THE cost of leaving the EU without a deal in a chaotic Brexit would be a “political mess, a legal morass and economic disaster”, UK researchers warn.

The UK in a Changing Europe have published a pamphlet called Cost of No Deal to outline the risks of storming out of negotiations.

They identify at least four broad scenarios:

SMOOTH BREXIT. All goes according to plan and we manage to have both the Article 50 and trade deal signed, sealed and delivered by March 2019 and transition is smooth.

TRANSITIONAL BREXIT. The Article 50 deal is agreed and both sides agree on transitional arrangements to bridge the gap to a full deal.

CLIFF-EDGE BREXIT. The Article 50 deal is fixed but trade negotiations stall so there is nothing to transition to so the UK becomes a “third country” with no special relationship with the EU.

CHAOTIC BREXIT. No Article 50 deal and no extension. Talks fail over citizens’ rights, the role of the European courts, money or some other issue. There are two ways in which this might come about:

1, PREMATURE BREXIT where talks break down acrimoniously and the UK decides unilaterally to stop paying EU contributions and end supremacy of EU law in the UK with immediate effect.

2, TIMED-OUT BREXIT where the talks don’t completely break down but no agreement is reached within the two year period and there is no extension.

“If the Article 50 process comes to an end because of a unilateral British decision to remove itself from negotiations,” they warn, “the political recriminations would be even more heated.”

“In both cases, the incentive for the government to blame “Brussels” for it would be extremely strong. This might extend to blaming opponents in the UK (“Remoaners” or “Soft Brexiteers”) for weakening the UK’s position.”

They conclude: “No deal doesn’t mean the country would come to a stop.
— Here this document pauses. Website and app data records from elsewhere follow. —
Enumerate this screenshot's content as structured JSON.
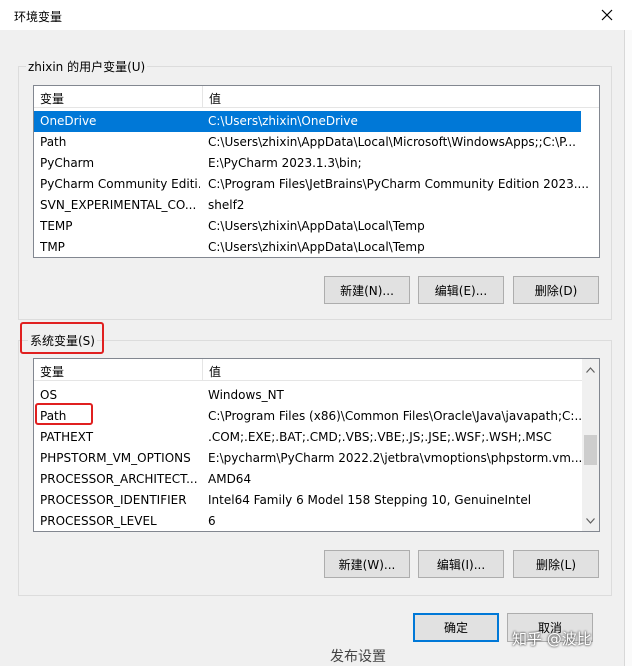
{
  "window": {
    "title": "环境变量"
  },
  "user_vars": {
    "group_label": "zhixin 的用户变量(U)",
    "col_name": "变量",
    "col_value": "值",
    "rows": [
      {
        "name": "OneDrive",
        "value": "C:\\Users\\zhixin\\OneDrive"
      },
      {
        "name": "Path",
        "value": "C:\\Users\\zhixin\\AppData\\Local\\Microsoft\\WindowsApps;;C:\\P..."
      },
      {
        "name": "PyCharm",
        "value": "E:\\PyCharm 2023.1.3\\bin;"
      },
      {
        "name": "PyCharm Community Editi...",
        "value": "C:\\Program Files\\JetBrains\\PyCharm Community Edition 2023...."
      },
      {
        "name": "SVN_EXPERIMENTAL_CO...",
        "value": "shelf2"
      },
      {
        "name": "TEMP",
        "value": "C:\\Users\\zhixin\\AppData\\Local\\Temp"
      },
      {
        "name": "TMP",
        "value": "C:\\Users\\zhixin\\AppData\\Local\\Temp"
      }
    ],
    "new_label": "新建(N)...",
    "edit_label": "编辑(E)...",
    "delete_label": "删除(D)"
  },
  "sys_vars": {
    "group_label": "系统变量(S)",
    "col_name": "变量",
    "col_value": "值",
    "rows": [
      {
        "name": "OS",
        "value": "Windows_NT"
      },
      {
        "name": "Path",
        "value": "C:\\Program Files (x86)\\Common Files\\Oracle\\Java\\javapath;C:..."
      },
      {
        "name": "PATHEXT",
        "value": ".COM;.EXE;.BAT;.CMD;.VBS;.VBE;.JS;.JSE;.WSF;.WSH;.MSC"
      },
      {
        "name": "PHPSTORM_VM_OPTIONS",
        "value": "E:\\pycharm\\PyCharm 2022.2\\jetbra\\vmoptions\\phpstorm.vm..."
      },
      {
        "name": "PROCESSOR_ARCHITECT...",
        "value": "AMD64"
      },
      {
        "name": "PROCESSOR_IDENTIFIER",
        "value": "Intel64 Family 6 Model 158 Stepping 10, GenuineIntel"
      },
      {
        "name": "PROCESSOR_LEVEL",
        "value": "6"
      }
    ],
    "new_label": "新建(W)...",
    "edit_label": "编辑(I)...",
    "delete_label": "删除(L)"
  },
  "footer": {
    "ok_label": "确定",
    "cancel_label": "取消"
  },
  "watermark": "知乎 @波比",
  "background_text": "发布设置"
}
But even under relatively benign conditions and with time to prepare, the impacts would be widespread, damaging and pervasive.

“It is not possible to ex ante to quantify the economic impacts, but it is reasonably clear that they will be comparable to some of the worst-case scenarios presented before the referendum.”

The UK in a Changing Europe is funded by the Economic and Social research Council and is based at King’s College London.